The kind people at the aid station had pointed out to me that I could see the smoke stack that was directly over the finish line. I could see the finish line! I am on the home stretch! How far can it be now? Okay, it is a lot farther than it looks. You run and you see the smoke stack and it doesn’t seem to get any closer, sometimes it seems farther than it was before you crested the last hill. What is going on here? Surely my mind is playing tricks on me. The town must be littered with these things and I am sighting in on different ones each time I come up over a rise. Nope, it is the same one and it is getting closer, it just doesn’t appear that way. As you get closer you start to realize that you are now making 90 degree turns across a checkerboard towards this thing. It is only a few turns, but at the time it seems endless. I would excitedly begin running only to see the runners in the distance make a turn, then I would walk so as to be able to run across the finish line. I wanted to take the last corner and then run the remaining quarter of a mile or so (probably less, but I was not judging distance too well here).

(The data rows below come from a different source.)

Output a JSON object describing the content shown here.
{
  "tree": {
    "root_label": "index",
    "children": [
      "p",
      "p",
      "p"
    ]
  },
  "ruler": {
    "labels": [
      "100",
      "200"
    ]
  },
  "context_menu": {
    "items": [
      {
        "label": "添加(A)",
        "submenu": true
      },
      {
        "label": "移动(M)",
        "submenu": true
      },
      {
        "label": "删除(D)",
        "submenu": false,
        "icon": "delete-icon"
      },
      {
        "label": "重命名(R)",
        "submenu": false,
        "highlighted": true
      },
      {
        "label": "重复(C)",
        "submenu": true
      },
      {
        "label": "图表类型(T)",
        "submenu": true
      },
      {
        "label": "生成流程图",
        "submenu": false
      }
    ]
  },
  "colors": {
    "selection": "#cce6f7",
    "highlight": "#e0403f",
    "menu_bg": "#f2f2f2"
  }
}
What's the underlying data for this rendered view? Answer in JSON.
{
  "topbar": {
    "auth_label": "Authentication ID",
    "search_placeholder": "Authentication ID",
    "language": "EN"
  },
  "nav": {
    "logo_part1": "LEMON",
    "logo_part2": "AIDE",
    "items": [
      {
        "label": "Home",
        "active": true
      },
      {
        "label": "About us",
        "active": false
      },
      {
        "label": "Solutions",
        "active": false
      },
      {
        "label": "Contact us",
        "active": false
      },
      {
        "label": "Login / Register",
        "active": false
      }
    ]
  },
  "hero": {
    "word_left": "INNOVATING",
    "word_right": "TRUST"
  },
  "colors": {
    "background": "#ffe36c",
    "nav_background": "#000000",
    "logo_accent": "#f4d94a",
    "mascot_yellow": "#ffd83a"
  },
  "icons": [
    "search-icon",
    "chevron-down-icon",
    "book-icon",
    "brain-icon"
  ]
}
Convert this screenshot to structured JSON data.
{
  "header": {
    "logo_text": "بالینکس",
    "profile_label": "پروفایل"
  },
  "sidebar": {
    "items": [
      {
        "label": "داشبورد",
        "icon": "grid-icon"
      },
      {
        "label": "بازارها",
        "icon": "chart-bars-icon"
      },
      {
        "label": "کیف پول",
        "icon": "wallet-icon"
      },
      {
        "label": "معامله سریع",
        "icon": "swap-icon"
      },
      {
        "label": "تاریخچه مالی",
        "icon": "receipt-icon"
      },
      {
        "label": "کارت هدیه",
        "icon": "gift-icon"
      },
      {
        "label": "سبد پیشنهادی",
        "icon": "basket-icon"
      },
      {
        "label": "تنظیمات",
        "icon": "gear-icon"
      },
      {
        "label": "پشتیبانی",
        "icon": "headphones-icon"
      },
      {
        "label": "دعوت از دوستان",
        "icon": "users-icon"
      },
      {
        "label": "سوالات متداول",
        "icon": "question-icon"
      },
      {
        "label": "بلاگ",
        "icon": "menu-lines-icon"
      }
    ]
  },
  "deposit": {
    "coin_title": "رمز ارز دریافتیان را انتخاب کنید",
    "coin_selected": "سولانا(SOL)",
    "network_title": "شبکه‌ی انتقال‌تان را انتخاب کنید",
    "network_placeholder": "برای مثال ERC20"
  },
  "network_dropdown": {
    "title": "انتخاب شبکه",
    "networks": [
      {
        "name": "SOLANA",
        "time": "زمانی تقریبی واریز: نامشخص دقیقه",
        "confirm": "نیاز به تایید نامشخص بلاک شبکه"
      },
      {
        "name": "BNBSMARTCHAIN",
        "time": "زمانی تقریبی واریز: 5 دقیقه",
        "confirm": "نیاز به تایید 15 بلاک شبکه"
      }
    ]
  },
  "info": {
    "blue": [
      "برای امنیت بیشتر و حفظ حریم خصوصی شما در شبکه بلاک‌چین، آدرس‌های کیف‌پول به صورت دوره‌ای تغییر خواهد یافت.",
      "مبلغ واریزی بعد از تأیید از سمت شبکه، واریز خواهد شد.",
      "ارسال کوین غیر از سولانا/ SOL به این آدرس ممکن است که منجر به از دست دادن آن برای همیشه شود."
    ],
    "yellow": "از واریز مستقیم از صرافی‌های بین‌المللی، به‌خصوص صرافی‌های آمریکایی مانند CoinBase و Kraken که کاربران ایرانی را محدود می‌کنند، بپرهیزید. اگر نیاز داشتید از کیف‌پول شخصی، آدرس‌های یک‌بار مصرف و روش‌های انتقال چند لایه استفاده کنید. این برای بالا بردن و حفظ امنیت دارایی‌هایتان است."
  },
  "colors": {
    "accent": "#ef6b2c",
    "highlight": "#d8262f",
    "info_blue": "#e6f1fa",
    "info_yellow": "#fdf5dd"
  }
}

Finally the last corner was turned and I was on the home stretch and I was running. I could see people at the finish line and they were ringing cow bells to call us home. It was a wonderful sight and sound. It was here, on that final straight stretch to the finish line, that I began to tear up and this overwhelming surge of emotion bloomed out of my chest and swept over me. I am not a person that cries easily or shows much emotion under most situations. I am very embarrassed to show emotion, I was (wrongly) raised with the misconception that tears and crying were signs of weakness, that emotions involving crying were not shown, and when I usually feel overly emotional my face becomes like a stone mask with jaw clenched and I quickly swallow the feeling and go cold and logical (much to the dismay of my wonderful husband). I quickly, out of habit, swallowed this emotion and made it to the finish line. In hindsight I really wish I had let myself continue to feel this emotion and revel in it. You only get one first 100 mile finish. Cry if you feel like it, laugh if you feel like it, do both loudly and proudly if you feel like it, and be proud of that accomplishment. I accepted my congratulations from the people around the finish line and greeted another runner that had come in from San Antonio to do the race then suddenly remembered the bathroom (must not have been that urgent after all if I could have forgotten about it so many times) and quickly made my way there.

Posted in: Trail Running, USA